Thanks so much for all your messages yesterday, Liv has passed them on and they really meant a lot after a tough day. A few shout outs and answers to questions.

First up - a big hello to Sharon and all the nurses in the trauma department in Northern Cal, what you guys do every day is about a million times harder than what I’m doing. You’re all legends.

A huge congrats to Fletch and Steph on their engagement, good news travels fast, even to Antarctica! Very happy for you both!

Does your compass work differently in Antarctica?
I have a global @suunto compass which means the needle will balance in both the northern and Southern Hemisphere. If I had a northern hemisphere compass down here the needle wouldn’t sit straight.

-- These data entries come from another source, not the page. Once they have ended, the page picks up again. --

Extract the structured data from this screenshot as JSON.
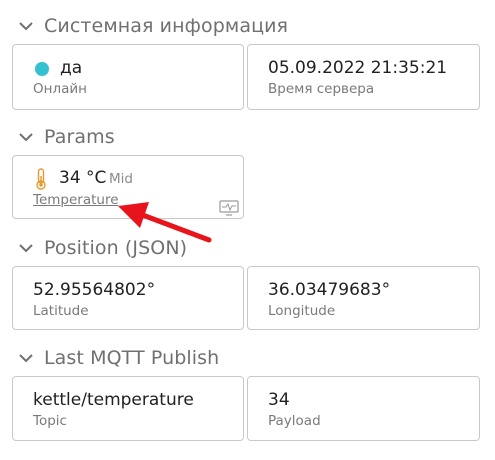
{
  "sections": {
    "system": {
      "title": "Системная информация",
      "status": {
        "value": "да",
        "label": "Онлайн",
        "dot_color": "#35c1cf"
      },
      "server_time": {
        "value": "05.09.2022 21:35:21",
        "label": "Время сервера"
      }
    },
    "params": {
      "title": "Params",
      "temperature": {
        "value": "34 °C",
        "note": "Mid",
        "label": "Temperature",
        "icon": "thermometer-icon"
      }
    },
    "position": {
      "title": "Position (JSON)",
      "latitude": {
        "value": "52.95564802°",
        "label": "Latitude"
      },
      "longitude": {
        "value": "36.03479683°",
        "label": "Longitude"
      }
    },
    "mqtt": {
      "title": "Last MQTT Publish",
      "topic": {
        "value": "kettle/temperature",
        "label": "Topic"
      },
      "payload": {
        "value": "34",
        "label": "Payload"
      }
    }
  },
  "colors": {
    "accent": "#35c1cf",
    "annotation_arrow": "#e8141b",
    "thermometer": "#e39a2e"
  }
}
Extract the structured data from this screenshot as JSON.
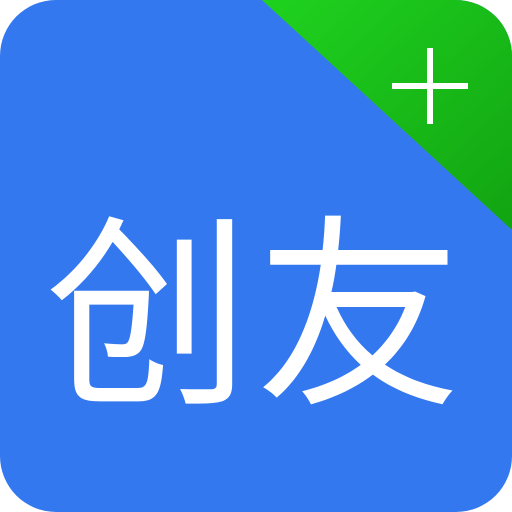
{
  "app_icon": {
    "name": "创友",
    "badge_icon": "plus-icon",
    "colors": {
      "background": "#3478EF",
      "corner_band": "#1FD21F",
      "corner_band_edge": "#12A412",
      "foreground": "#FFFFFF"
    }
  }
}
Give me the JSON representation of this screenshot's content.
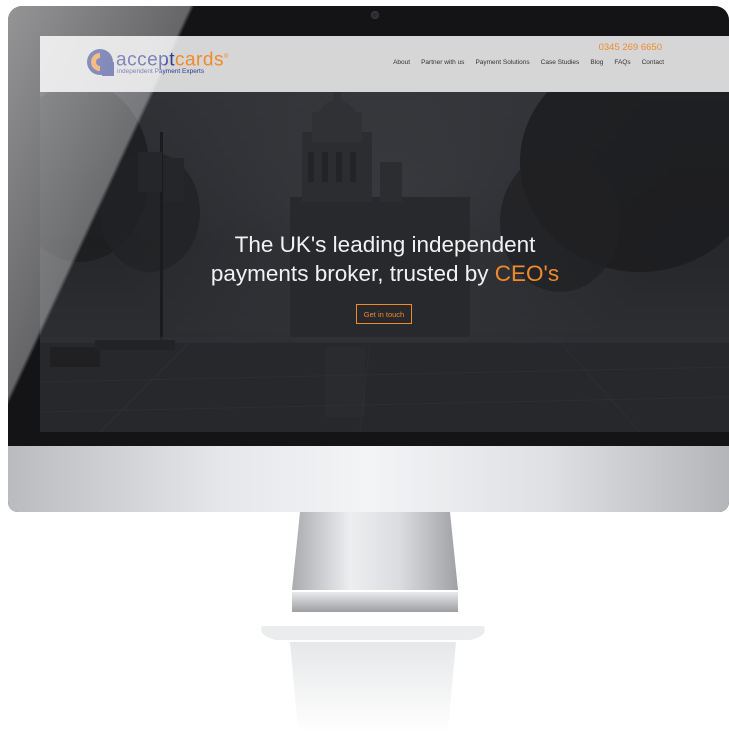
{
  "website": {
    "logo": {
      "word_part1": "accept",
      "word_part2": "cards",
      "trademark": "®",
      "tagline": "independent Payment Experts"
    },
    "phone": "0345 269 6650",
    "nav": [
      "About",
      "Partner with us",
      "Payment Solutions",
      "Case Studies",
      "Blog",
      "FAQs",
      "Contact"
    ],
    "hero": {
      "headline_line1": "The UK's leading independent",
      "headline_line2_prefix": "payments broker, trusted by ",
      "headline_accent": "CEO's",
      "cta_label": "Get in touch"
    }
  },
  "colors": {
    "brand_blue": "#2d3a8c",
    "brand_orange": "#f08a2c",
    "header_bg": "#d6d6d6",
    "monitor_bezel": "#141417"
  },
  "icons": [
    "camera-icon",
    "logo-mark-icon"
  ]
}
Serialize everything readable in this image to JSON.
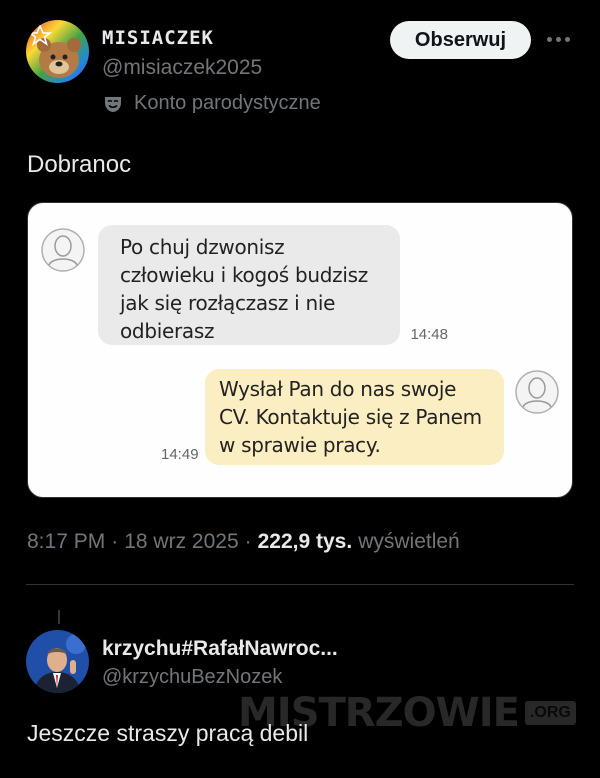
{
  "tweet": {
    "display_name": "MISIACZEK",
    "handle": "@misiaczek2025",
    "parody_label": "Konto parodystyczne",
    "follow_label": "Obserwuj",
    "text": "Dobranoc",
    "time": "8:17 PM",
    "date": "18 wrz 2025",
    "views_count": "222,9 tys.",
    "views_label": "wyświetleń"
  },
  "chat": {
    "incoming": {
      "lines": [
        "Po chuj dzwonisz",
        "człowieku i kogoś budzisz",
        "jak się rozłączasz i nie",
        "odbierasz"
      ],
      "time": "14:48"
    },
    "outgoing": {
      "lines": [
        "Wysłał Pan do nas swoje",
        "CV. Kontaktuje się z Panem",
        "w sprawie pracy."
      ],
      "time": "14:49"
    }
  },
  "reply": {
    "display_name": "krzychu#RafałNawroc...",
    "handle": "@krzychuBezNozek",
    "text": "Jeszcze straszy pracą debil"
  },
  "watermark": {
    "main": "MISTRZOWIE",
    "suffix": ".ORG"
  },
  "icons": {
    "more": "more-horizontal-icon",
    "parody": "parody-mask-icon",
    "chat_avatar": "person-silhouette-icon"
  },
  "colors": {
    "background": "#000000",
    "text_primary": "#e7e9ea",
    "text_secondary": "#71767b",
    "follow_button": "#eff3f4",
    "incoming_bubble": "#eaeaea",
    "outgoing_bubble": "#fbeec2"
  }
}
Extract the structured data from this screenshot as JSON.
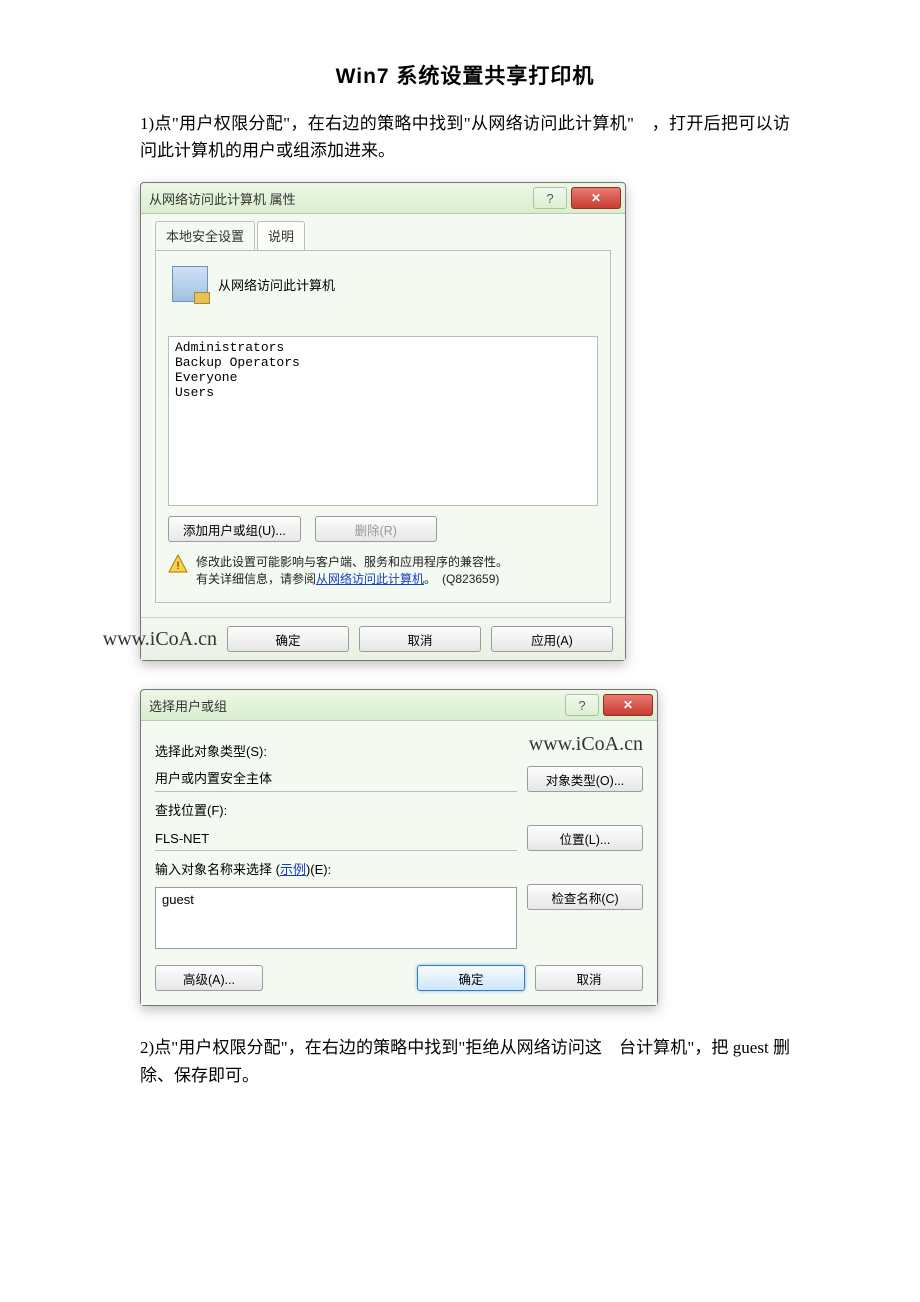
{
  "doc": {
    "title": "Win7 系统设置共享打印机",
    "para1": "1)点\"用户权限分配\"，在右边的策略中找到\"从网络访问此计算机\"　，打开后把可以访问此计算机的用户或组添加进来。",
    "para2": "2)点\"用户权限分配\"，在右边的策略中找到\"拒绝从网络访问这　台计算机\"，把 guest 删除、保存即可。"
  },
  "d1": {
    "title": "从网络访问此计算机 属性",
    "tab_active": "本地安全设置",
    "tab_inactive": "说明",
    "policy": "从网络访问此计算机",
    "users": [
      "Administrators",
      "Backup Operators",
      "Everyone",
      "Users"
    ],
    "add_btn": "添加用户或组(U)...",
    "remove_btn": "删除(R)",
    "warn_l1": "修改此设置可能影响与客户端、服务和应用程序的兼容性。",
    "warn_l2a": "有关详细信息，请参阅",
    "warn_link": "从网络访问此计算机",
    "warn_l2b": "。　(Q823659)",
    "watermark": "www.iCoA.cn",
    "ok": "确定",
    "cancel": "取消",
    "apply": "应用(A)"
  },
  "d2": {
    "title": "选择用户或组",
    "watermark": "www.iCoA.cn",
    "lbl_type": "选择此对象类型(S):",
    "val_type": "用户或内置安全主体",
    "btn_type": "对象类型(O)...",
    "lbl_loc": "查找位置(F):",
    "val_loc": "FLS-NET",
    "btn_loc": "位置(L)...",
    "lbl_input_a": "输入对象名称来选择 (",
    "lbl_input_link": "示例",
    "lbl_input_b": ")(E):",
    "input_value": "guest",
    "btn_check": "检查名称(C)",
    "btn_adv": "高级(A)...",
    "ok": "确定",
    "cancel": "取消"
  }
}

How do you keep track of what day it is?
I log my position, time travelled and conditions each day with as permanent marker on my @multimat sleeping pad. I didn’t want to sacrifice the extra weight of pen and paper so any other notes I need to make I record on my phone.

Does you body feel fit or tired from walking so much?
I’m feeling ok at the moment! I’m a bit stiff in the evenings but otherwise still going strong!

Do you have medicine if you get sick?
I have a big bag of medicine with me which includes antibiotics, pain killers and anything else I might need. I also speak to a doctor on the phone once a week to update them on my condition, I can always get hold of them if there are any problems.

Which is more taxing, surviving sub-zero temperatures in a single handed battle with Antarctica or sharing a house with @andrew Bettles? From Michael Bettles.
The risk to health is far far lower here than any habitation with @andrewbettles, that’s for sure.